The formerly rigid Chow Chow has no relation to the currently sociable and affectionate Chow. Many breeders have been successful in convincing the Chow that people are reliable and well intentioned. We are convinced that the ill tempered Chow is practically never a product of genetics, but a victim of education lack and socialization. The breed was famous for being stubborn and reserved impenetrably. Nowadays many Chows are docile and affectionate, always keeping their dignity. However, it is not a puppy face companion, it is still dominating and somewhat stubborn. Despite its lion head, educating a Chow does not require a whip and a chair, but simply a convincing tone of voice and, yes, leonine patience. The Chow has many splendid traits and is a precious animal, although not a dog for everyone. The puppy should be socialized, i.e. it should have contact with as many strangers and new environments as possible. Socialization should begin early. The adolescent Chow Chow, if not properly socialized, can become quite stubborn and unmanageable. Independent by nature, the young Chow will want to do things as it pleases. Perhaps what takes the owner the most time is caring for its hair, especially when the adult hair begins to grow. In this phase it should be brushed and bathed often to make that growth easy. 
The Chow Chow puppies are born with the iron will of an independent, thinking creature. Choose a puppy that allows approach and trusts people (i.e. a well socialized puppy). 
Litters are four to six puppies, with a weigh between 280 and 580 g. Size difference in adults comes from the different sizes and the puppy’s growth. The tongue, pink at first, is usually bluish black after six weeks; if it has not pigmented at eight weeks, possibilities as a dog show are reduced, although sometimes the tongue doesn’t darken until after months.
The coat darkens with age; in the red or cinnamon coat, the darkest the hair is at birth, the darker the adult coat will be. At birth it is difficult to tell the cinnamon apart from the blue.
Unfortunately hip dysplasia is very common in the Chow Chow.

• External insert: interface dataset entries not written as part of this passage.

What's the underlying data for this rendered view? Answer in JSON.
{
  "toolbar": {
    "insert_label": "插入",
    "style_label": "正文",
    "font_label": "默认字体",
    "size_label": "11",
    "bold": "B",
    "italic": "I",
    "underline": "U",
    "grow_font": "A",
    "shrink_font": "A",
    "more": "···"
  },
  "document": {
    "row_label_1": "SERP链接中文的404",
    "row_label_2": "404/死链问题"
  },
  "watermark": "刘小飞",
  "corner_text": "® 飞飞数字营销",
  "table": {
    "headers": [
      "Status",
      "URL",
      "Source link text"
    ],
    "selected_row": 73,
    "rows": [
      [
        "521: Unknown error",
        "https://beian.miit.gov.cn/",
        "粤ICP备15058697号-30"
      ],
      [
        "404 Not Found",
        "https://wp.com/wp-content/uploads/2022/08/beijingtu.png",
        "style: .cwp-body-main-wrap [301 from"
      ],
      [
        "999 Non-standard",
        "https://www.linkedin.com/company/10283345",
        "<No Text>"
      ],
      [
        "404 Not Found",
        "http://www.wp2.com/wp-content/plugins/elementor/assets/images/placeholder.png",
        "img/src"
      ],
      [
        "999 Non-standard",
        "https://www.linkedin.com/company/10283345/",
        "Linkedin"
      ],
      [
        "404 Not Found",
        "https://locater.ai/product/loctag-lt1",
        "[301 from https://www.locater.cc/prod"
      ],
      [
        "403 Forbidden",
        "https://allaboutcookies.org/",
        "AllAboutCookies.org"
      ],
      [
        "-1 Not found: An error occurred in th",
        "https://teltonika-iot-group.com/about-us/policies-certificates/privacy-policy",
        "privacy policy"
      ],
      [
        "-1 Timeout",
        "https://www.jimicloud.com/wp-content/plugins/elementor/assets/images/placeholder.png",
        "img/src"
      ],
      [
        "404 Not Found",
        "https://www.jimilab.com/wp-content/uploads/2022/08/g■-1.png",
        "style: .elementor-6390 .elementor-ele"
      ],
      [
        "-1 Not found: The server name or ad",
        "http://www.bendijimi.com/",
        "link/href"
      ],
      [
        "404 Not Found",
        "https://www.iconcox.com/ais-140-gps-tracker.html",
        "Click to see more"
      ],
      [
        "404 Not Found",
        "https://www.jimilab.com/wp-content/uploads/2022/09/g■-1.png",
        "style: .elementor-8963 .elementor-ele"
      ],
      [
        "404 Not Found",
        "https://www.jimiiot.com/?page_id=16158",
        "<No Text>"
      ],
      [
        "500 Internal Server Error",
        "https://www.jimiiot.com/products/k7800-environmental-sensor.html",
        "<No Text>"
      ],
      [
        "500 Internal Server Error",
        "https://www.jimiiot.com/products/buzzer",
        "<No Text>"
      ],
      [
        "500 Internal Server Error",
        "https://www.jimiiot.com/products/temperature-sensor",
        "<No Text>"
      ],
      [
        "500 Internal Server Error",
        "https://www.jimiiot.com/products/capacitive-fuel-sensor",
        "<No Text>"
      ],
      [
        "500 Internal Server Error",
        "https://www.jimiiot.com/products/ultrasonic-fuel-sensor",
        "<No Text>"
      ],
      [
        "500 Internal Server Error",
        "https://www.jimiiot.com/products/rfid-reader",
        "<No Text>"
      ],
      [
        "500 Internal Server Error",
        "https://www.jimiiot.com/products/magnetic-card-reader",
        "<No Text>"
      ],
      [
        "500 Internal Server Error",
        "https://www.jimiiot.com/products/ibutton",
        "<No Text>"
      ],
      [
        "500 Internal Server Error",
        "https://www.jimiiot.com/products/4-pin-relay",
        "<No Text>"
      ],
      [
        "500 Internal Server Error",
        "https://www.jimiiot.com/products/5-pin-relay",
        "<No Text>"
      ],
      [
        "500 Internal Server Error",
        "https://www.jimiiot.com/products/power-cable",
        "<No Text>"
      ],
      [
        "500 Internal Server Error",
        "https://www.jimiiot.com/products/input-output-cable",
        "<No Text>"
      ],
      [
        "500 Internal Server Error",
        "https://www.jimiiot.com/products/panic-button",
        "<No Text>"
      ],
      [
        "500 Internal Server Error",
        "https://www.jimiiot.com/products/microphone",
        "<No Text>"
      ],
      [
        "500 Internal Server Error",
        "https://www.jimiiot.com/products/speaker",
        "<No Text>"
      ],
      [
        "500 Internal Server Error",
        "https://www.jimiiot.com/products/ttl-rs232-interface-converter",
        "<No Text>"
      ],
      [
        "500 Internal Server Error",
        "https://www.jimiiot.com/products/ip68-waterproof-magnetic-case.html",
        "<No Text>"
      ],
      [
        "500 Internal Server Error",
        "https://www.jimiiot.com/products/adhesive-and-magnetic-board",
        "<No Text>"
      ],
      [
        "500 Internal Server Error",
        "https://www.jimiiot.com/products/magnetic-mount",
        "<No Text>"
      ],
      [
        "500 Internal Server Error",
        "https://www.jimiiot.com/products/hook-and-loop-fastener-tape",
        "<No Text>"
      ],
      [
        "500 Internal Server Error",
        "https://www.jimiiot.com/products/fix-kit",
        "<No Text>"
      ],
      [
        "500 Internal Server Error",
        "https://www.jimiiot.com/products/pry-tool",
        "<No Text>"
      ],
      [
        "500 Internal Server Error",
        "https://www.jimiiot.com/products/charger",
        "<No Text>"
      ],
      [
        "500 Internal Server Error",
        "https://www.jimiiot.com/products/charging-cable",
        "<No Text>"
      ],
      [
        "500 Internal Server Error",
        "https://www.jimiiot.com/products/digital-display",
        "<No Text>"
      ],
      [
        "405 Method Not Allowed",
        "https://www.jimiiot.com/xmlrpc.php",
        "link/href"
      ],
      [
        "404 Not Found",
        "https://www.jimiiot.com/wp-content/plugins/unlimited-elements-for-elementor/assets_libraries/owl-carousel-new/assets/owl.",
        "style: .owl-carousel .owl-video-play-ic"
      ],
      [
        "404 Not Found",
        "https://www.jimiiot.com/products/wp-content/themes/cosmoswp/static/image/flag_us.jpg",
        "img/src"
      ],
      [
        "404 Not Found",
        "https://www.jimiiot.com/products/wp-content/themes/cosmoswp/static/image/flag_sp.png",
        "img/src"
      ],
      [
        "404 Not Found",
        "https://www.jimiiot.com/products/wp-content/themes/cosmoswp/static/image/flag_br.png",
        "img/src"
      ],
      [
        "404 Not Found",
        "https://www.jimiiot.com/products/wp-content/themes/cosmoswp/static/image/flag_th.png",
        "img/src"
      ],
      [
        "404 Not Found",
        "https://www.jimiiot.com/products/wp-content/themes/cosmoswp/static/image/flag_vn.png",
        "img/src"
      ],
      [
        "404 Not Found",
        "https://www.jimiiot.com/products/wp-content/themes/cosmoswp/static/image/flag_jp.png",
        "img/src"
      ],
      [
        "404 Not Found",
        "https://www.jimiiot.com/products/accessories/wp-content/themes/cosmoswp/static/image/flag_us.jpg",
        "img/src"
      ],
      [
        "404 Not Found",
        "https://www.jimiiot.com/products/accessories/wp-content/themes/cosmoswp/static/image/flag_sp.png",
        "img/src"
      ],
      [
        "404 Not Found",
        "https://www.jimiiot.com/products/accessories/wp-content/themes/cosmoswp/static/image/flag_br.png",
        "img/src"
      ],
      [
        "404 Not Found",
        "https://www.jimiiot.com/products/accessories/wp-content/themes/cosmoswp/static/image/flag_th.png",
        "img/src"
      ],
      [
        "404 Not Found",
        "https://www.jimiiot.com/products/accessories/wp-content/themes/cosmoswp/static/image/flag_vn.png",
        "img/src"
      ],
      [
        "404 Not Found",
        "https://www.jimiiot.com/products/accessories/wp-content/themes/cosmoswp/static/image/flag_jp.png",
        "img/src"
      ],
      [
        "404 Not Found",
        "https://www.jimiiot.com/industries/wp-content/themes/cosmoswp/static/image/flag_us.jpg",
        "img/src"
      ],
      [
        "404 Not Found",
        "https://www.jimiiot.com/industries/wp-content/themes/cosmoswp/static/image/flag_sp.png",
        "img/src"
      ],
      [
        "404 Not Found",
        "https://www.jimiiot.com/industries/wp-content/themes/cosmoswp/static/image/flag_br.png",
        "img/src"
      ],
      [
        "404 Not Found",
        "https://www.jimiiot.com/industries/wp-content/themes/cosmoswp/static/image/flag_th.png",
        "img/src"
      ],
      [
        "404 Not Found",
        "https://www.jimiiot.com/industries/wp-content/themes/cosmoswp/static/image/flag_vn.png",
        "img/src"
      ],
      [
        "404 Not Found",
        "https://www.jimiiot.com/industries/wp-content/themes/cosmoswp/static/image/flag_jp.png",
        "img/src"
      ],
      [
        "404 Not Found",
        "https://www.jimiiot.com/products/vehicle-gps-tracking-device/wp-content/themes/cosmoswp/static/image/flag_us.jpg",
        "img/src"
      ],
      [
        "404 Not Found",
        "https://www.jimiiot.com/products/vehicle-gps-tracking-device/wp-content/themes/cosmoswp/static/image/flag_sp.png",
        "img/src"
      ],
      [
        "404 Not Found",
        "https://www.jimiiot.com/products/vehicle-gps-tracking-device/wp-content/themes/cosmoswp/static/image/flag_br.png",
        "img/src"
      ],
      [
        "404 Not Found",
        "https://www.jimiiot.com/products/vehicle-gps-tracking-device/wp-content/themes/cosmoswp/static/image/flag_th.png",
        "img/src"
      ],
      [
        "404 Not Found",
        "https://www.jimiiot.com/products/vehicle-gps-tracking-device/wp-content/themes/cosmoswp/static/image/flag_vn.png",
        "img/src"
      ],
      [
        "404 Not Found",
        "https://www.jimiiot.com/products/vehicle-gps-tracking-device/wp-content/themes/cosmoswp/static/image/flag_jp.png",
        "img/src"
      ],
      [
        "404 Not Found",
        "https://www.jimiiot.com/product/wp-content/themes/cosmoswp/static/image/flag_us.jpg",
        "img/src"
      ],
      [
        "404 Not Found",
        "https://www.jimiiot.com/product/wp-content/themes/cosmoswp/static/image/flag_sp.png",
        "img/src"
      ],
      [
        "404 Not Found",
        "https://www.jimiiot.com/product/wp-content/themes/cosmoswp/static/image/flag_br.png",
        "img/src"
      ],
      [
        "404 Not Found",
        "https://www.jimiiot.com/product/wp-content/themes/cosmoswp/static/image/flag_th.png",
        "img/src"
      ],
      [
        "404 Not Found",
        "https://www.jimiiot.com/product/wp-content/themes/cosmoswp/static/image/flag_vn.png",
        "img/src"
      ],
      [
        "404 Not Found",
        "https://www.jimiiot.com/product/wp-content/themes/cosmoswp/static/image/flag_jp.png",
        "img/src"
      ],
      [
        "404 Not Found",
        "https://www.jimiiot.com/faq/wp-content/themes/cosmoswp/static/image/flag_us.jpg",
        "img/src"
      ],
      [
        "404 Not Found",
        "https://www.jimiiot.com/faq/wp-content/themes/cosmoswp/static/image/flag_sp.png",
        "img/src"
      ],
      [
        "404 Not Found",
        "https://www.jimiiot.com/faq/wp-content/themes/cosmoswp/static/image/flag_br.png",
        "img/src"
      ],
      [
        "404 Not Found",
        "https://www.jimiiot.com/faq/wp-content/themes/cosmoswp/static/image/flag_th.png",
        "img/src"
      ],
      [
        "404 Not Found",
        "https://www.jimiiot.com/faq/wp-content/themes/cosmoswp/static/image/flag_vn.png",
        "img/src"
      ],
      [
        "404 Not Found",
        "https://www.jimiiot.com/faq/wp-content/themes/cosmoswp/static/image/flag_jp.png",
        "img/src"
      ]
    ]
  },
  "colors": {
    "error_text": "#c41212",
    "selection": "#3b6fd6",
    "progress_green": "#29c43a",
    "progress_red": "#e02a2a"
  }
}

Only X – ray specimens should be bred.
The young Chow Chow’s hair will turn harder with age, and it is a lot softer, but never starchy. 
The short haired Chow Chow is identical to the long haired, except for the hair. Every specimen in the breed should have a typical bluish-black tongue.
Shoulder dysplasia has also been reported, although kneecap luxations are more frequent, to which the Chow Chow is prone due to its straight hindquarters. Certain breeding lines are prone to dwarfism. Congenital entropion, Collie eye, glaucoma, hypotiroidism and ectropion are also reported. Prolonged soft palate can appear as well as too short tail, which needs to be checked. Fleas, allergies, and shampoo remains on the coat after the bath can cause skin problems for the Chow. In addition, any risk of stomach torsion should be avoided. Some specimens are sensitive to anesthetics. The Chow Chow has a 10 to 12 year longevity.